How Hungary says good-bye to summer on its biggest national holiday, celebrated in August. By Andrea Nagyiványi-Kárpáti, Head of Secretariat, GSS Hungary
If you have ever wondered why your Hungarian counterparts send you a notice each year that they would be away from the office on 20 August and where they all disappear to, let us provide you with the answer. The reason why it stands out among our national holidays is that it marks the foundation of the Hungarian State by our very first king, Stephen I (997-1038), canonised on the same day in 1083 by Pope Gregory VII to become Saint Stephen, the Patron Saint of Hungary.
Founding of the State
Stephen, who inherited his throne from his father, Géza, the Grand Prince from the royal Árpád dynasty, carried on his legacy: they both recognised that the nation would only survive in the centre of Europe if it assimilated into the order of the surrounding monarchies. Thereby Stephen declared taking up Christianity to be the first milestone on that road.
Anointed in 997, after the death of his father, he started reigning over the loose confederacy of relatively independent pagan Hungarian tribes who had arrived in the Carpathian basin a little more than 100 years earlier.
He immediately set about spreading the new religion in the empire, strictly banning all the ancient pagan rites. Punishments for practicing the old tribal religion were harsh and often even cruel. As a highly symbolic move, he was crowned on 1 January 1001 with a hoop crown decorated with gem stones sent from Rome by Pope Sylvestre II (the original crown is on display in the Parliament). And thus, the Christian nation state was born and its founder, Stephen I, as he was called from then on, introduced legislation, taxes and administration, terms unknown to the tribes until then. He was also the first to establish bishoprics and the use of money and ordered the use of the Latin alphabet.
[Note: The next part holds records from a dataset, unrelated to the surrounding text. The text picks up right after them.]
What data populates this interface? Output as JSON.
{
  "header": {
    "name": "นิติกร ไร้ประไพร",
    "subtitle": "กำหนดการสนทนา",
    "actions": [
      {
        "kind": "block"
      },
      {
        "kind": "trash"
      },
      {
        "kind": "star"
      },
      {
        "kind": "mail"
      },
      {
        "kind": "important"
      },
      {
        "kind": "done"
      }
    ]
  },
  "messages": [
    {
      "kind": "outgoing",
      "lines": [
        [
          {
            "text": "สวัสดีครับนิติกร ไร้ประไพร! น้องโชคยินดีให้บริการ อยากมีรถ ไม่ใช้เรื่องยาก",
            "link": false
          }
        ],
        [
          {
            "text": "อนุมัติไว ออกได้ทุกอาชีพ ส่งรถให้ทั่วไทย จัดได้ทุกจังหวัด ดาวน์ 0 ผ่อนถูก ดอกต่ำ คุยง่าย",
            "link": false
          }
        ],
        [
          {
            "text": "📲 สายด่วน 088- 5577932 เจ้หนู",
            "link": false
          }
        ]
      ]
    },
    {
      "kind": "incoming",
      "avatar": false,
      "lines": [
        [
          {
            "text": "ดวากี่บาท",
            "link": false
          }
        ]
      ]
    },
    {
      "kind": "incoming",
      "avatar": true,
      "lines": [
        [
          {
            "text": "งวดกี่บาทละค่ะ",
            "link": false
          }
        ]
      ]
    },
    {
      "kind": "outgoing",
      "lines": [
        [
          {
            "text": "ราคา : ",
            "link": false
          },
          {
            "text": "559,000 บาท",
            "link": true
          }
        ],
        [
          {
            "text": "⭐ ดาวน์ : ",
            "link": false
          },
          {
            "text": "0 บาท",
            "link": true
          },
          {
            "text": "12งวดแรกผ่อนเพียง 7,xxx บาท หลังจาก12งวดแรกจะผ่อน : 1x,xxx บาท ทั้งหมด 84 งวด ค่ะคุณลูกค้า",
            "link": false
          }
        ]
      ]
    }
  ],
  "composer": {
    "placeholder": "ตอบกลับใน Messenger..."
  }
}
It truly was an extraordinary achievement to put all these innovations into effect but as you can imagine, it did not go peacefully. He spent the 41 years of his rule in constant war with his opponents. The most notable conflict he had to face, already in his first days as Grand Prince, was against Koppány, a chieftain from the same royal dynasty and claimed his right to the throne based on the ancient traditions of inheritance. The battle between them ended with Stephen’s victory and a disgraceful death for Koppány. This story served as the basis for the popular Hungarian rock opera, Stephen, the King, which premiered in 1983 and has been performed every 20 August ever since.
Things to do on 20 August
Festivities in Budapest start early in the morning in front of the Parliament with the inauguration of army officers and continue with an air and water parade on the Danube. This is followed by the procession of the Holy Dexter, which is actually the mummified right hand of Saint Stephen, on the square in front of the Basilica which bears his name and houses the relic. The Buda Castle hosts a range of family programmes with just about all you need: food, drink and music. A very popular event is the announcement and tasting of the winner of the title “the Cake of the Country” which will then be on sale for a year in every pastry shop around the country. The holiday also appeals to tourists, as all Hungarian museums can be visited for free all-day long.
The birth of the state is celebrated throughout the whole country, and for this one day, everyone, even those who work in agriculture, stop work to join the festivities. For them, this day also means celebrating the end of the harvest. Bread baked of the new grains, freshly picked grapes and wine are tasted at country fairs. In the evening, you can see fireworks in all cities, all around Lake Balaton and of course, the most spectacular display is held in Budapest. Here, rockets are fired from Chain Bridge and from barges anchored in the middle of the river. It is an amazing sight where the background is provided by the UNESCO World Heritage Site on both shores of the Danube.
On the beaches of Balaton
The holiday usually coincides with the last perfect beach weather in the season. The good thing about it is that there is no need to choose between staying on the beach by Lake Balaton or joining the celebration, as you will bump into events literally everywhere. Regardless of age or scope of interest, everyone will find something to keep them entertained. So, if you ever happen to be in Hungary on 20 August, you might want to come and join us, take part in the fun and thus say good bye to summer in the Hungarian way.
Head of Secretariat